Ridley Scott’s epic of the Crusades has an ample secular conscience for a movie about the Holy Wars. But that’s new-age point, with the futility of Iraq as an implicit morality tale — “God wills it” is an excuse for the film’s most poignant folly. Orlando Bloom is Balian, a blacksmith-turned-knight — bastard child of Lord Godfrey (Liam Neeson) — whose intent is to atone for the sin of his wife’s suicide and the murder of priest. But when he gets to détente-era Jerusalem, contested between Christians and Saracens but at peace under King Baldwin, he’s gradually drawn into Christian decay.
Despite its nobility, the movie is self-consciously burdened by its unstinting liberal enterprise (“We fight for the people, their safety and freedom,” cries Balian, mounting his defense of Jerusalem; and later, on burning corpses: “God will understand, and if he does not, he is not God.”). Bloom is a poor man’s Johnny Depp who stirs little charisma into a character that (while diffident) demands but doesn’t get larger-than-life status. Until the climactic and effects-laden Siege of Jerusalem (a cat-and-mouse game between Balian and the Muslim warrior Saladin, historically from Tikrit), Scott moves forward almost coyly, which does storytelling no favors.
Quibbling aside, this is sure-handed filmmaking run by veteran Scott.

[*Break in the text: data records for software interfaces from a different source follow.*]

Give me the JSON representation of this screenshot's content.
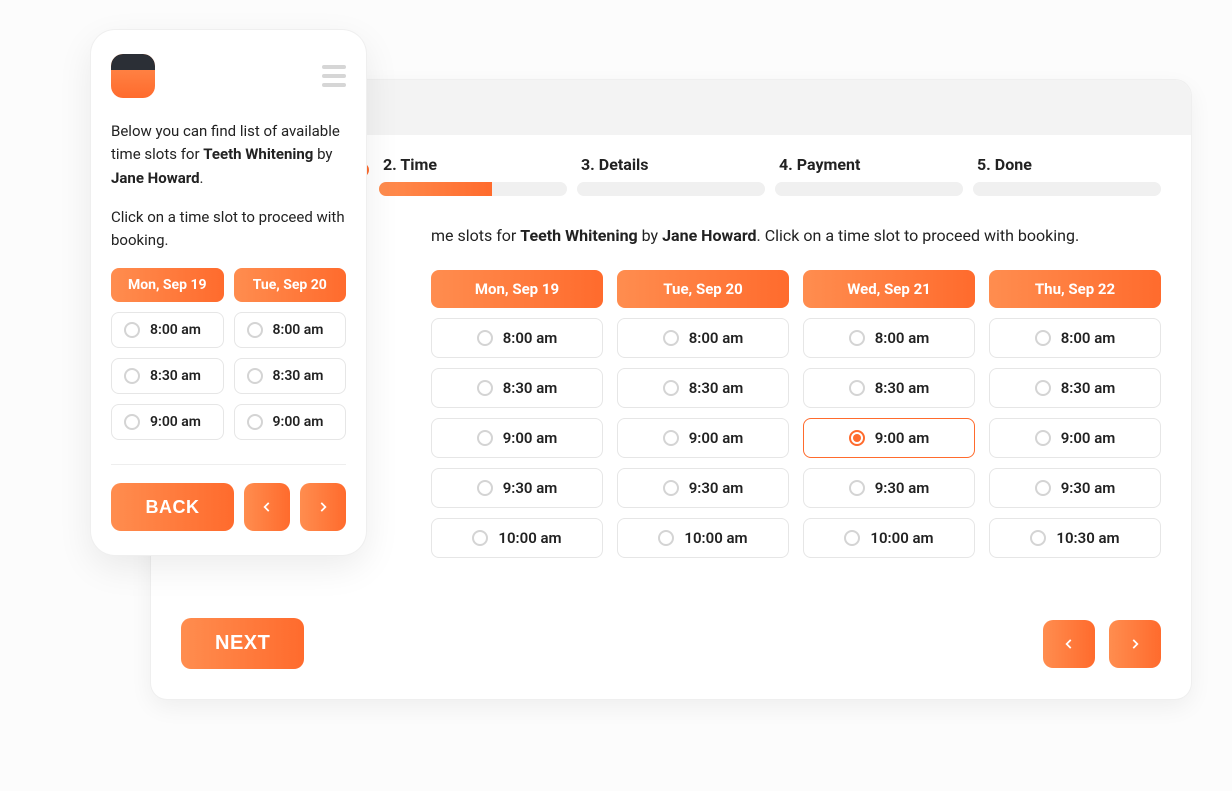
{
  "service": "Teeth Whitening",
  "staff": "Jane Howard",
  "steps": [
    {
      "label": "",
      "state": "done"
    },
    {
      "label": "2. Time",
      "state": "active"
    },
    {
      "label": "3. Details",
      "state": "pending"
    },
    {
      "label": "4. Payment",
      "state": "pending"
    },
    {
      "label": "5. Done",
      "state": "pending"
    }
  ],
  "desktop": {
    "desc_mid": "me slots for ",
    "desc_by": " by ",
    "desc_tail": ". Click on a time slot to proceed with booking.",
    "days": [
      {
        "label": "Mon, Sep 19",
        "slots": [
          "8:00 am",
          "8:30 am",
          "9:00 am",
          "9:30 am",
          "10:00 am"
        ]
      },
      {
        "label": "Tue, Sep 20",
        "slots": [
          "8:00 am",
          "8:30 am",
          "9:00 am",
          "9:30 am",
          "10:00 am"
        ]
      },
      {
        "label": "Wed, Sep 21",
        "slots": [
          "8:00 am",
          "8:30 am",
          "9:00 am",
          "9:30 am",
          "10:00 am"
        ],
        "selected": "9:00 am"
      },
      {
        "label": "Thu, Sep 22",
        "slots": [
          "8:00 am",
          "8:30 am",
          "9:00 am",
          "9:30 am",
          "10:30 am"
        ]
      }
    ],
    "next_label": "NEXT"
  },
  "mobile": {
    "desc_1": "Below you can find list of available time slots for ",
    "desc_by": " by ",
    "desc_period": ".",
    "desc_2": "Click on a time slot to proceed with booking.",
    "days": [
      {
        "label": "Mon, Sep 19",
        "slots": [
          "8:00 am",
          "8:30 am",
          "9:00 am"
        ]
      },
      {
        "label": "Tue, Sep 20",
        "slots": [
          "8:00 am",
          "8:30 am",
          "9:00 am"
        ]
      }
    ],
    "back_label": "BACK"
  },
  "icons": {
    "prev": "chevron-left-icon",
    "next": "chevron-right-icon"
  }
}
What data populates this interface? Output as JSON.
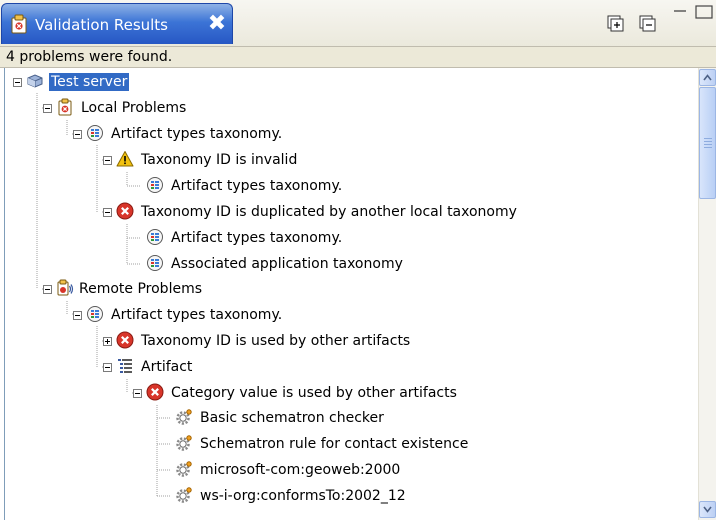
{
  "view": {
    "title": "Validation Results",
    "close_glyph": "✖",
    "toolbar": [
      "expand-all-icon",
      "collapse-all-icon",
      "minimize-icon",
      "maximize-icon"
    ]
  },
  "status_text": "4 problems were found.",
  "colors": {
    "tab_blue": "#3c74d6",
    "selection": "#316ac5",
    "error_red": "#d8352a",
    "warning_yellow": "#f2c10f"
  },
  "tree": {
    "server": "Test server",
    "local": {
      "label": "Local Problems",
      "taxonomy": "Artifact types taxonomy.",
      "invalid": {
        "label": "Taxonomy ID is invalid",
        "child": "Artifact types taxonomy."
      },
      "duplicated": {
        "label": "Taxonomy ID is duplicated by another local taxonomy",
        "children": [
          "Artifact types taxonomy.",
          "Associated application taxonomy"
        ]
      }
    },
    "remote": {
      "label": "Remote Problems",
      "taxonomy": "Artifact types taxonomy.",
      "used": "Taxonomy ID is used by other artifacts",
      "artifact": "Artifact",
      "category": {
        "label": "Category value is used by other artifacts",
        "children": [
          "Basic schematron checker",
          "Schematron rule for contact existence",
          "microsoft-com:geoweb:2000",
          "ws-i-org:conformsTo:2002_12"
        ]
      }
    }
  }
}
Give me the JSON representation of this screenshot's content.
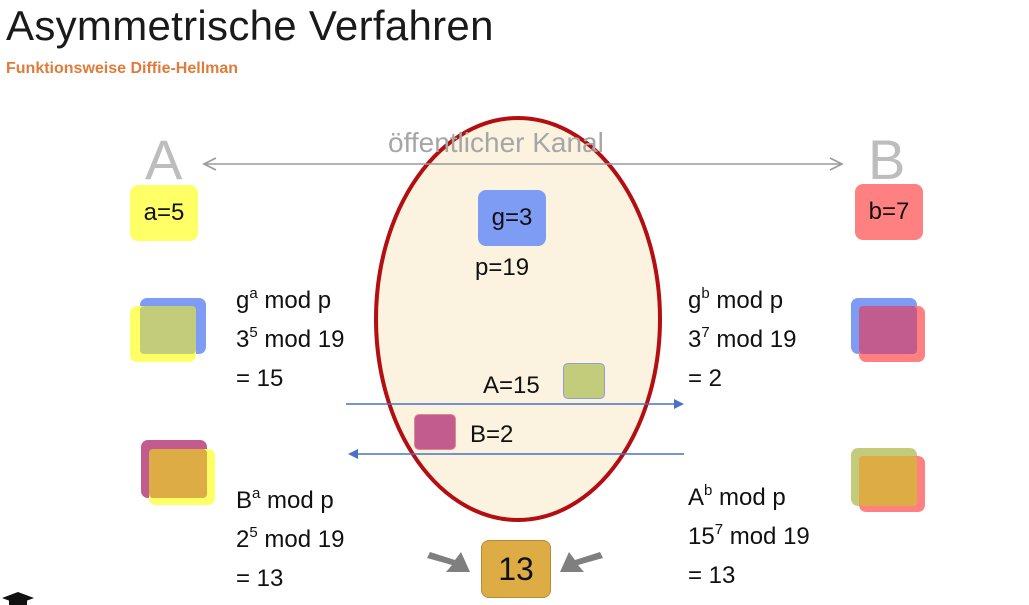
{
  "slide": {
    "title": "Asymmetrische Verfahren",
    "subtitle": "Funktionsweise Diffie-Hellman"
  },
  "diagram": {
    "party_a": "A",
    "party_b": "B",
    "channel_label": "öffentlicher Kanal",
    "private_a": "a=5",
    "private_b": "b=7",
    "public_g": "g=3",
    "public_p": "p=19",
    "a_calc": {
      "base": "g",
      "exp": "a",
      "rest": " mod p",
      "base2": "3",
      "exp2": "5",
      "rest2": " mod 19",
      "result": "= 15"
    },
    "b_calc": {
      "base": "g",
      "exp": "b",
      "rest": " mod p",
      "base2": "3",
      "exp2": "7",
      "rest2": " mod 19",
      "result": "= 2"
    },
    "msg_a": "A=15",
    "msg_b": "B=2",
    "a_key": {
      "base": "B",
      "exp": "a",
      "rest": " mod p",
      "base2": "2",
      "exp2": "5",
      "rest2": " mod 19",
      "result": "= 13"
    },
    "b_key": {
      "base": "A",
      "exp": "b",
      "rest": " mod p",
      "base2": "15",
      "exp2": "7",
      "rest2": " mod 19",
      "result": "= 13"
    },
    "shared_secret": "13"
  },
  "colors": {
    "yellow": "#ffff66",
    "blue": "#7f9cf5",
    "red": "#ff8080",
    "green_mix": "#c3cc7a",
    "magenta_mix": "#c25c8f",
    "orange_mix": "#deac45",
    "ellipse_stroke": "#b30e12",
    "ellipse_fill": "#fbf3e0",
    "arrow_blue": "#4a72c4",
    "title_accent": "#e07b39"
  },
  "icons": {
    "left_arrow": "arrow-right-icon",
    "right_arrow": "arrow-left-icon",
    "corner": "graduation-cap-icon"
  }
}
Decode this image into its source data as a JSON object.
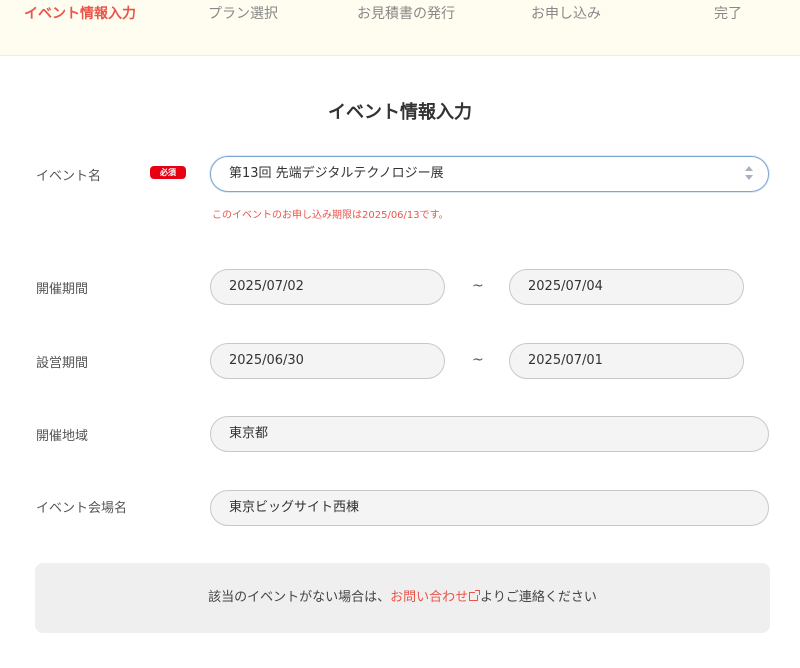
{
  "steps": {
    "s1": "イベント情報入力",
    "s2": "プラン選択",
    "s3": "お見積書の発行",
    "s4": "お申し込み",
    "s5": "完了"
  },
  "page_title": "イベント情報入力",
  "fields": {
    "event_name_label": "イベント名",
    "required_badge": "必須",
    "event_name_value": "第13回 先端デジタルテクノロジー展",
    "deadline_note": "このイベントのお申し込み期限は2025/06/13です。",
    "period_label": "開催期間",
    "period_start": "2025/07/02",
    "period_end": "2025/07/04",
    "setup_label": "設営期間",
    "setup_start": "2025/06/30",
    "setup_end": "2025/07/01",
    "tilde": "~",
    "region_label": "開催地域",
    "region_value": "東京都",
    "venue_label": "イベント会場名",
    "venue_value": "東京ビッグサイト西棟"
  },
  "notice": {
    "before": "該当のイベントがない場合は、",
    "link": "お問い合わせ",
    "after": "よりご連絡ください"
  },
  "colors": {
    "accent": "#e9554b",
    "required": "#e60012",
    "header_bg": "#fffdf0"
  }
}
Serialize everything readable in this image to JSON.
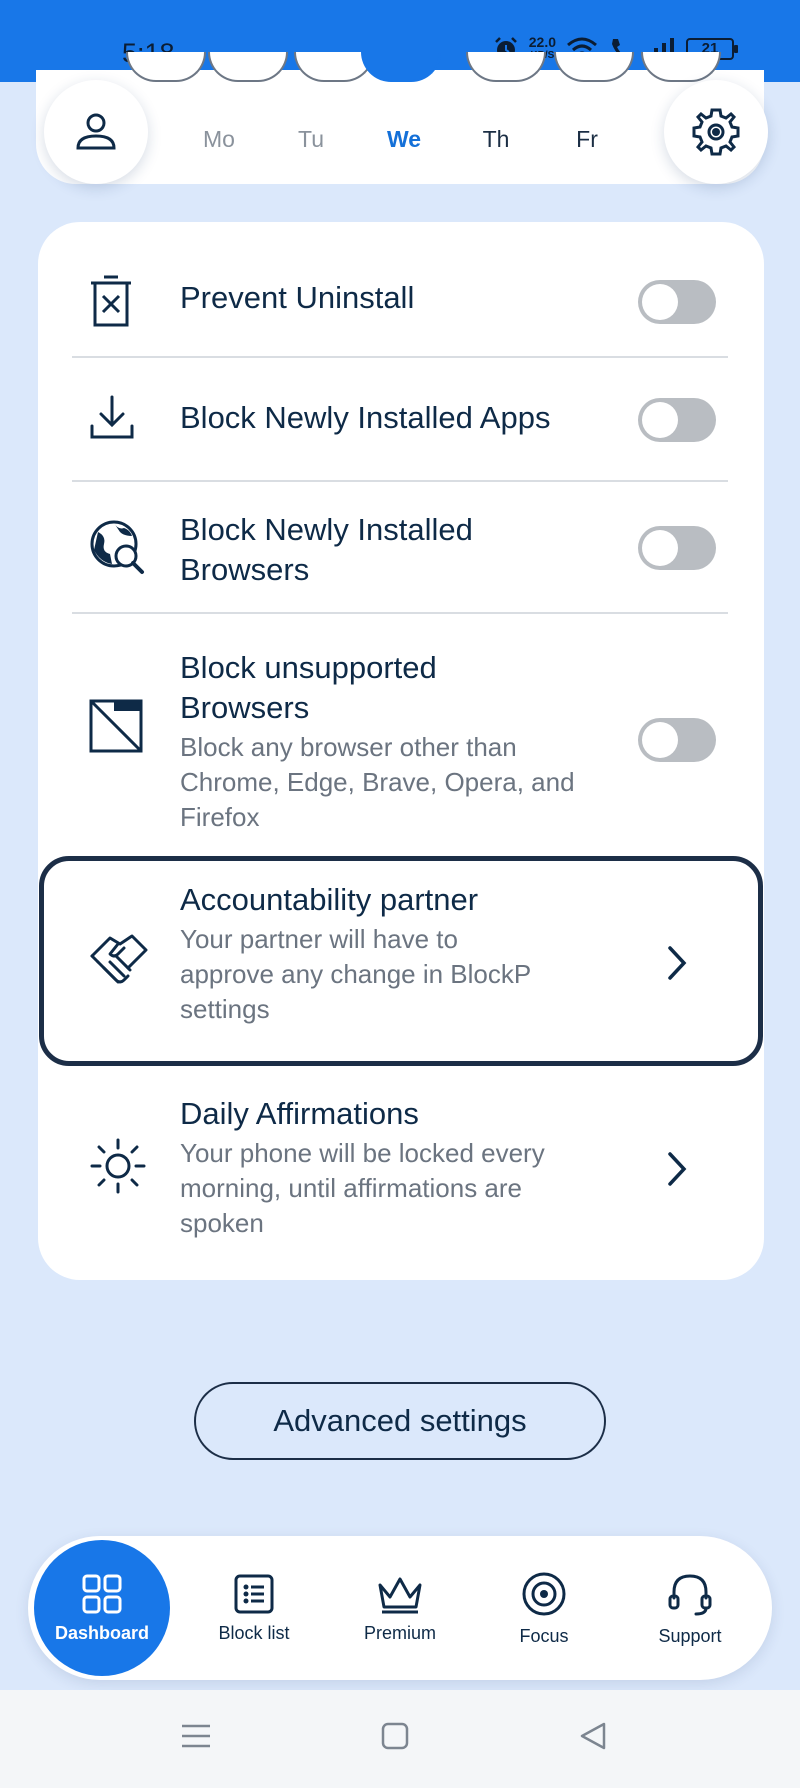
{
  "status_bar": {
    "time": "5:18",
    "net_speed": "22.0",
    "net_unit": "KB/S",
    "battery": "21"
  },
  "day_strip": {
    "days": [
      {
        "label": "Mo"
      },
      {
        "label": "Tu"
      },
      {
        "label": "We",
        "active": true
      },
      {
        "label": "Th"
      },
      {
        "label": "Fr"
      }
    ]
  },
  "settings": {
    "prevent_uninstall": {
      "title": "Prevent Uninstall",
      "enabled": false
    },
    "block_new_apps": {
      "title": "Block Newly Installed Apps",
      "enabled": false
    },
    "block_new_browsers": {
      "title_line1": "Block Newly Installed",
      "title_line2": "Browsers",
      "enabled": false
    },
    "block_unsupported": {
      "title_line1": "Block unsupported",
      "title_line2": "Browsers",
      "desc_line1": "Block any browser other than",
      "desc_line2": "Chrome, Edge, Brave, Opera, and",
      "desc_line3": "Firefox",
      "enabled": false
    },
    "accountability": {
      "title": "Accountability partner",
      "desc_line1": "Your partner will have to",
      "desc_line2": "approve any change in BlockP",
      "desc_line3": "settings"
    },
    "affirmations": {
      "title": "Daily Affirmations",
      "desc_line1": "Your phone will be locked every",
      "desc_line2": "morning, until affirmations are",
      "desc_line3": "spoken"
    }
  },
  "advanced_button": "Advanced settings",
  "bottom_nav": {
    "dashboard": "Dashboard",
    "block_list": "Block list",
    "premium": "Premium",
    "focus": "Focus",
    "support": "Support"
  },
  "colors": {
    "accent": "#1877e8",
    "background": "#dbe8fb",
    "text": "#0e2a47"
  },
  "icons": [
    "alarm-icon",
    "wifi-icon",
    "call-icon",
    "signal-icon",
    "battery-icon",
    "profile-icon",
    "gear-icon",
    "trash-x-icon",
    "download-icon",
    "globe-search-icon",
    "browser-slash-icon",
    "handshake-icon",
    "sun-icon",
    "chevron-right-icon",
    "grid-icon",
    "list-icon",
    "crown-icon",
    "target-icon",
    "headset-icon",
    "menu-icon",
    "home-icon",
    "back-icon"
  ]
}
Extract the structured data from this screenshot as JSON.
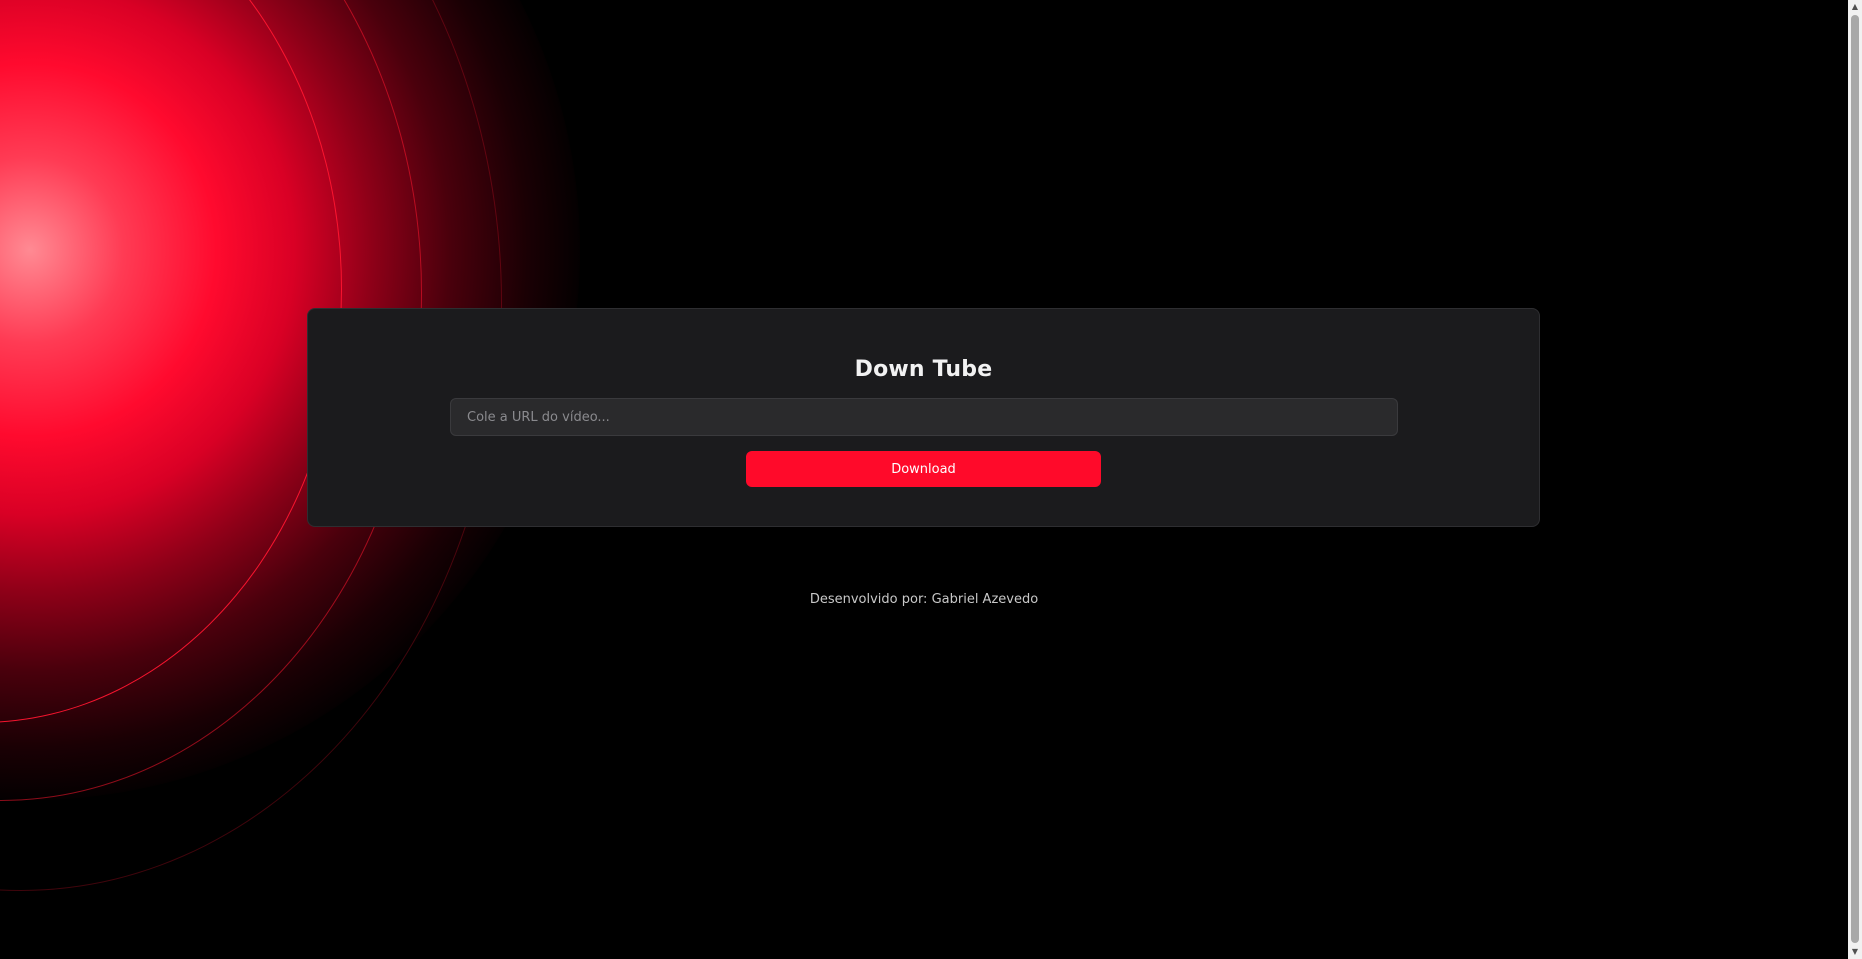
{
  "app": {
    "title": "Down Tube"
  },
  "form": {
    "url_placeholder": "Cole a URL do vídeo...",
    "url_value": "",
    "download_label": "Download"
  },
  "footer": {
    "credit": "Desenvolvido por: Gabriel Azevedo"
  },
  "scrollbar": {
    "up_icon": "▲",
    "down_icon": "▼"
  },
  "colors": {
    "accent": "#ff0a2a",
    "background": "#000000",
    "card": "#1b1b1d"
  }
}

Ghassan Massoud (Saladin), Jeremy Irons, and Eva Green add spice to the cast.